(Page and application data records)
◆ ◆ ◆ ◆

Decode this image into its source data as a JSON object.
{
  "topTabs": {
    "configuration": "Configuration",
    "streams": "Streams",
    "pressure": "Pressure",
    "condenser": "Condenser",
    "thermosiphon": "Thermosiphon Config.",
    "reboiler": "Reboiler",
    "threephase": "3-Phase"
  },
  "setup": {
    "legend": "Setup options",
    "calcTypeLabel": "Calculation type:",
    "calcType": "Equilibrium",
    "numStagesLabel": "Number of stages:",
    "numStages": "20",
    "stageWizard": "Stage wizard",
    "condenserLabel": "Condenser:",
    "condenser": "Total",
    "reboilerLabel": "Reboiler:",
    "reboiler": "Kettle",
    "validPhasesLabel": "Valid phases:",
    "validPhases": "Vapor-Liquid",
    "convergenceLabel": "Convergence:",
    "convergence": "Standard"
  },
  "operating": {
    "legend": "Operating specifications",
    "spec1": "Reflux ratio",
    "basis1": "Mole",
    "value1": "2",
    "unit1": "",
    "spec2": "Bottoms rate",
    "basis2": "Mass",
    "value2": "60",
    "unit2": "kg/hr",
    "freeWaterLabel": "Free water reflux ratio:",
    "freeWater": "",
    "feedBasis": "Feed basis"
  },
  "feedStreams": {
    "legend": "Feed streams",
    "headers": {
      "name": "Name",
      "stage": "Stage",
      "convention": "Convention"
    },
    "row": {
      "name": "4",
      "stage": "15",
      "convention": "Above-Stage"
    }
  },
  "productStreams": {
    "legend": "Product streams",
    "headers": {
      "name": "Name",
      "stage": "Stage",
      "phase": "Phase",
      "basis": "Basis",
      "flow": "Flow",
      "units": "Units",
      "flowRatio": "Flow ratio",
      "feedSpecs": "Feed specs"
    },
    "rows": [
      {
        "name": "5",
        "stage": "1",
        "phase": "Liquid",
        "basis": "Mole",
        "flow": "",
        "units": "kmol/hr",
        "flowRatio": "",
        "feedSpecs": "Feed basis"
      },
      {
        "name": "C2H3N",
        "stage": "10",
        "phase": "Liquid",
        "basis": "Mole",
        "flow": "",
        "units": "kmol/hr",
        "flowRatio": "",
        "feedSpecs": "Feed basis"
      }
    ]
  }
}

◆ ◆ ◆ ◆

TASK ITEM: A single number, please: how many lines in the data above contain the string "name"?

SOLUTION BELOW: 5